Samba wood is obtained from the tropical tree with the scientific name of Triplochiton scleroxylon, a species native to western and central Africa and with a height ranging between 30 and 65 meters. Depending on the country, the wood receives one or another name: abachi or obeche in Nigeria, wawa in Ghana, ayous in Cameroon and samba in Ivory Coast.
The colour of the samba wood varies from white to pale yellow in the whole cross section, so that the sapwood is hardly distinguishable from the heartwood.
The samba wood is a soft timber, so although its handwork is easy, the nails grip is weak. A pore covering is recommended before its finish, due to its grain of a medium-thick size, and its vein generally straight.
The samba wood has a very little retention to the temperatures, which makes it virtually immune to the putrefaction or wearing because of the weather. However, it is necessary to do a chemically treatment, because it is very vulnerable to be attacked by woodworms.
The trending trade name to denominate the samba wood is obeche, which is currently a very exploited species and at risk of exhausting their plantations. Its material it is especially wanted because of the absence of either splinters in its surface nor resins in their composite, and it can be worked very easily because its possibility of deformation is minimal. It is simple to work it in a mechanized way and although the gluing presents no problem, the grip of nails is weak.

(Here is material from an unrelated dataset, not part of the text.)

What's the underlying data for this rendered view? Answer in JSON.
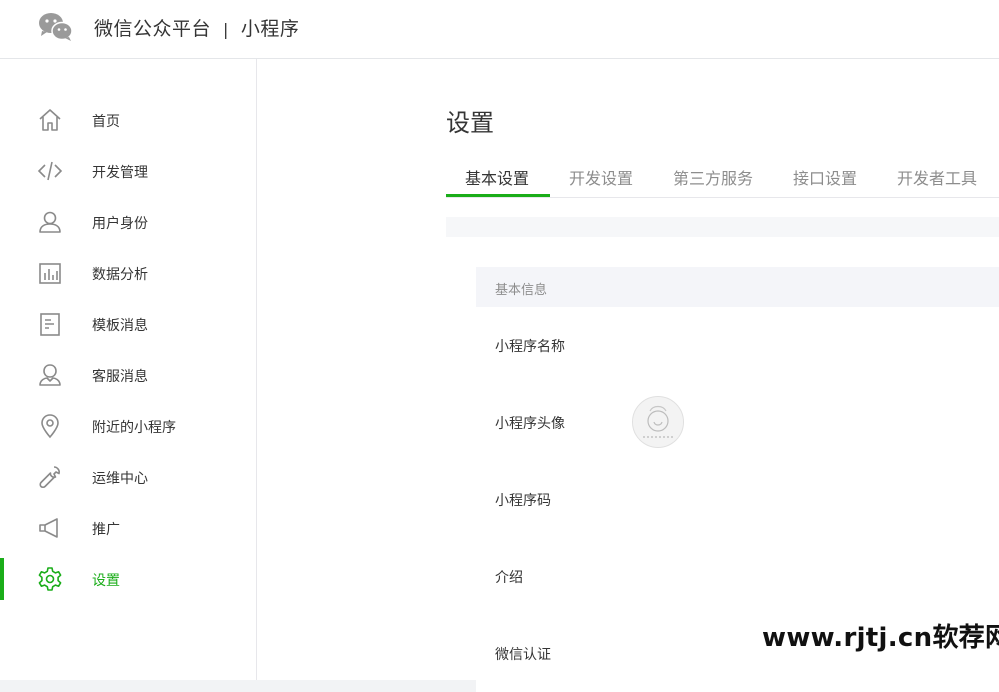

The samba wood has its more specialized application in the construction of the interior parts of the saunas, especially where you can touch the skin. It is used to build interior moldings, friezes, light furniture, particle boards, vein and edges. In addition, samba timber is a good material for quality frames for oil paintings, drawings and watercolors.